No obligation to justice does force a man to be cruel, or to use the sharpest sentence.
The uneven impact of actual enforcement measures tends to mirror and reinforce more general patterns of discrimination (along socioeconomic, racial and ethnic, sexual, and perhaps generational lines) within the society. As a consequence, such enforcement (ineffective as it may be in producing conformity) almost certainly reinforces feelings of alienation already prevalent within major segments of the population.
In jail a man has no personality. He is a minor disposal problem and a few entries on reports. Nobody cares who loves or hates him, what he looks like, what he did with his life. Nobody reacts to him unless he gives trouble. Nobody abuses him. All that is asked of him is that he go quietly to the right cell and remain quiet when he gets there. There is nothing to fight against, nothing to be mad at. The jailers are quiet men without animosity or sadism.
It is not at the table, but in prison, that you learn who your true friends are.
There is no peace because the making of peace is at least as costly as the making of war - at least as exigent, at least as disruptive, at least as liable to bring disgrace and prison and death in its wake.
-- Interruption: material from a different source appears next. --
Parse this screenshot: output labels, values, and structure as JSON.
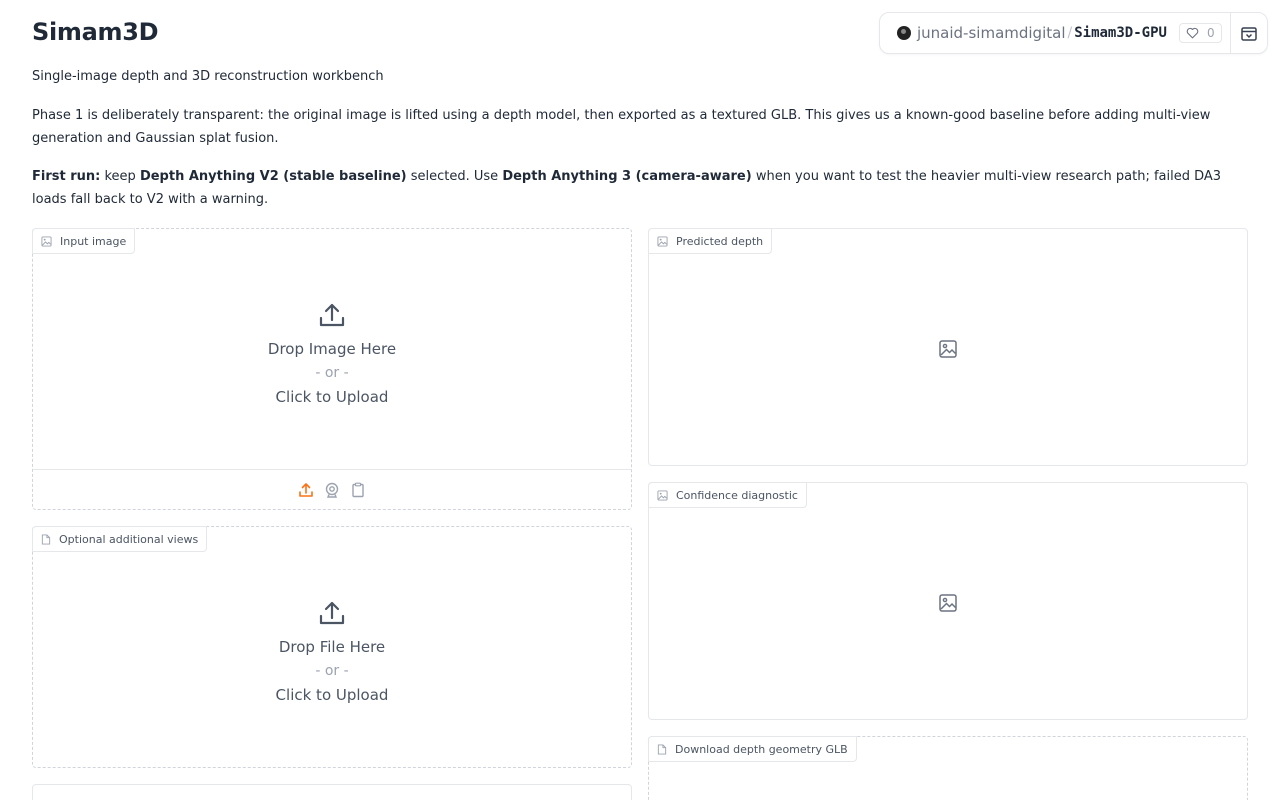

Corporal punishment falls far more heavily than most weighty pecuniary penalty.
I just remember that disturbing feeling of walking into that prison, the complete loss of privacy, the complete loss of stimulation, dignity.
One should respect public opinion insofar as is necessary to avoid starvation and keep out of prison, but anything that goes beyond this is voluntary submission to an unnecessary tyranny.
Taught from infancy that beauty is woman's sceptre, the mind shapes itself to the body, and roaming round its gilt cage, only seeks to adorn its prison.
Law is merely the expression of the will of the strongest for the time being, and therefore laws have no fixity, but shift from generation to generation.
Here the great art lies, to discern in what the law is to be to restraint and punishment, and in what things persuasion only is to work.
Three hundred years ago a prisoner condemned to the Tower of London carved on the wall of his cell this sentiment to keep up his spirits during his long imprisonment: “It is not adversity that kills, but the impatience with which we bear adversity.”
Educate your children to self-control, to the habit of holding passion and prejudice and evil tendencies to an upright and reasoning will, and you have done much to abolish misery from their future lives and crimes to society.
The worst prison is not of stone. It is of a throbbing heart, outraged by an infamous life.
One of the problems that the marijuana reform movement consistently faces is that everyone wants to talk about what marijuana does, but no one ever wants to look at what marijuana prohibition does. Marijuana never kicks down your door in the middle of the night. Marijuana never locks up sick and dying people, does not suppress medical research, does not peek in bedroom windows. Even if one takes every reefer madness allegation of the prohibitionists at face value, marijuana prohibition has done far more harm to far more people than marijuana ever could.
A just chastisement may benefit a man, though it seldom does; but an unjust one changes all his blood to gall.
If two people fight on the street, whose fault is it? Who is the criminal? It is the government’s responsibility because the government has not educated the people to not make mistakes. The people have inadequate, incompetent education, so they make mistakes! It is such a fraud.
If we look at Houston, which is a very environmentally toxic place, we find that it has one of the highest levels of young men going to prison and also among the highest levels of illiteracy in the country.
Whatever is worthy to be loved for anything is worthy of preservation. A wise and dispassionate legislator, if any such should ever arise among men, will not condemn to death him who has done or is likely to do more service than injury to society. Blocks and gibbets are the nearest objects with legislators, and their business is never with hopes or with virtues.